Alicia Heine: Sure. As far as the equipment, I think that we have seen some employers do this, and I think it's really important that employers do consider this for both now and for the future to have equipment that they have their employees set up with and a list of that is so it's standardly given to employees. But basically that should really include the external keyboard, a monitor, so that people aren't working just off of their laptops, definitely a headset and if possible a chair. And I do think that the mental health resources are really important too. Certainly the EAP is something that can help an employee. And we suggest that that's not only for counseling sessions, but also to help you strategize what might be the right scenario for you. The traditional work-life balance has really changed with this environment. And it's become more of a work-life integration, especially for parents who have children that they're homeschooling and children are learning remotely. So that EAP is definitely a great resource for employees and should be included in that kit.
Laura Marzi: Yeah. I definitely wanted to touch a little bit more on the work from home arrangements. Do you think more employers are looking at work from home as almost even an ADA accommodation? And I'm also wondering too what impact has COVID had on how employers handle accommodation requests like that?
Alicia Heine: Absolutely. I think that this is going to have a marked change in the workforce. I think it's been demonstrated that many jobs can be done effectively at home. So I think that employers are really looking at this for the future. I think that we've seen a lot of different industries who may not have thought that they would be able to have employees work from home and doing it successfully. And I think the longer term impact is going to be that employers are going to be supporting this. As far as the ADA accommodations, that was something that there were employers who in the past wouldn't allow work from home. And I think that this has really demonstrated that in many instances it is an effective way to accommodate an individual to be able to have them work remotely.
Laura Marzi: Yeah. That's very interesting. I think the idea of work from home being a temporary response, I think everybody understood that there probably could be high productivity, right? Because everybody was really trying to do their very best not to miss a beat. I'm actually wondering now, we're hearing lots of feedback from employers that a shift to remote work might just meet their business model going forward. I'm wondering if in your opinion, are there particular industries that you think are best suited for a shift to more permanent remote work?
Alicia Heine: Well, we've certainly seen with our own experience, the insurance industry has done that, but also a lot of other financial service companies have been doing that too. And they've been doing it quite successfully. So, I think that there's a lot of opportunity out there for employees to work remotely.

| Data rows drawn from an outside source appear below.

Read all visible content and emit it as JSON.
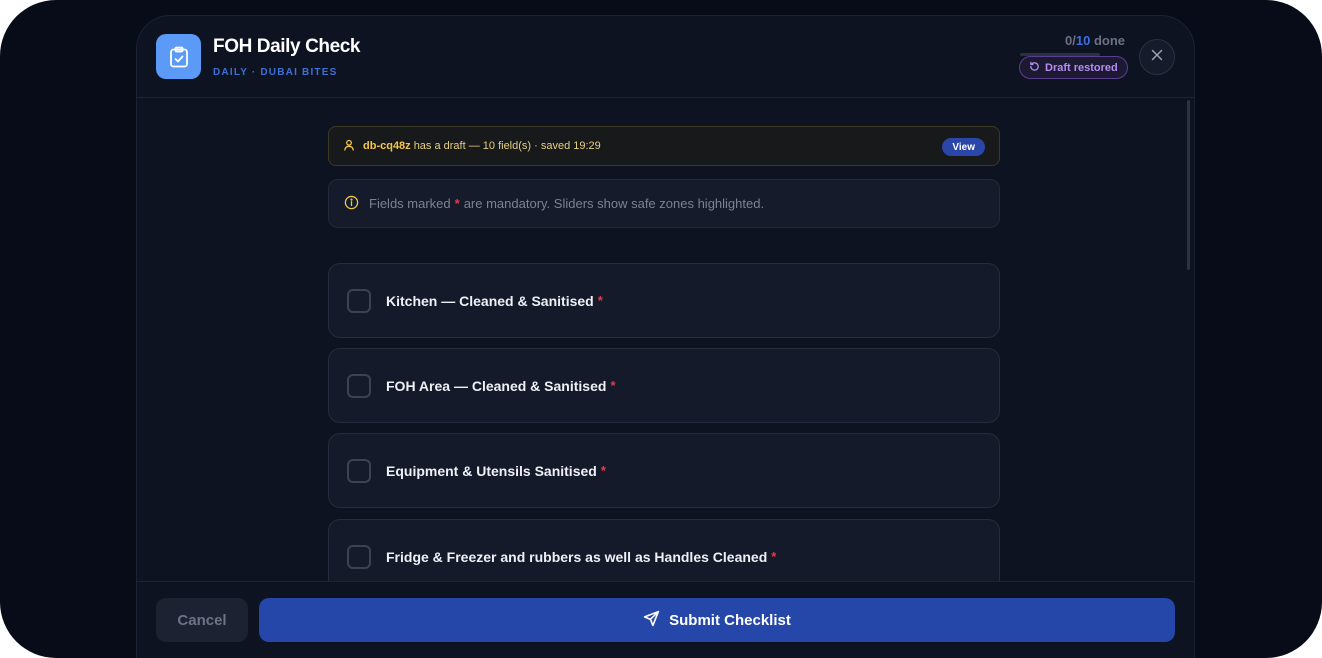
{
  "header": {
    "title": "FOH Daily Check",
    "subtitle": "DAILY · DUBAI BITES",
    "progress": {
      "done": "0",
      "total": "10",
      "suffix": "done",
      "fraction": 0
    },
    "draft_badge": "Draft restored",
    "app_icon": "clipboard-check-icon",
    "close_icon": "close-icon"
  },
  "draft_banner": {
    "user": "db-cq48z",
    "text": "has a draft — 10 field(s) · saved 19:29",
    "view_label": "View"
  },
  "info_banner": {
    "before": "Fields marked",
    "star": "*",
    "after": "are mandatory. Sliders show safe zones highlighted."
  },
  "items": [
    {
      "label": "Kitchen — Cleaned & Sanitised",
      "required": "*"
    },
    {
      "label": "FOH Area — Cleaned & Sanitised",
      "required": "*"
    },
    {
      "label": "Equipment & Utensils Sanitised",
      "required": "*"
    },
    {
      "label": "Fridge & Freezer and rubbers as well as Handles Cleaned",
      "required": "*"
    }
  ],
  "footer": {
    "cancel_label": "Cancel",
    "submit_label": "Submit Checklist"
  },
  "colors": {
    "accent": "#2447a9",
    "brand_icon": "#5c9af7",
    "required": "#e8394a",
    "draft_text": "#f4c64a",
    "badge_purple": "#b38ef0"
  }
}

Laura Marzi: Perfect. This was an excellent conversation and Alicia, I just really want to thank you for sharing your good insights with all of our listeners. This has been a great discussion and I hope everybody has found it valuable. I want to thank you for listening as always. And if you like what you hear, please subscribe to our podcast and share it with your colleagues. As always, you can visit us at https://www.thehartford.com/pfml for more information and resources to help you manage absence more broadly in the workforce. Thanks very much for listening.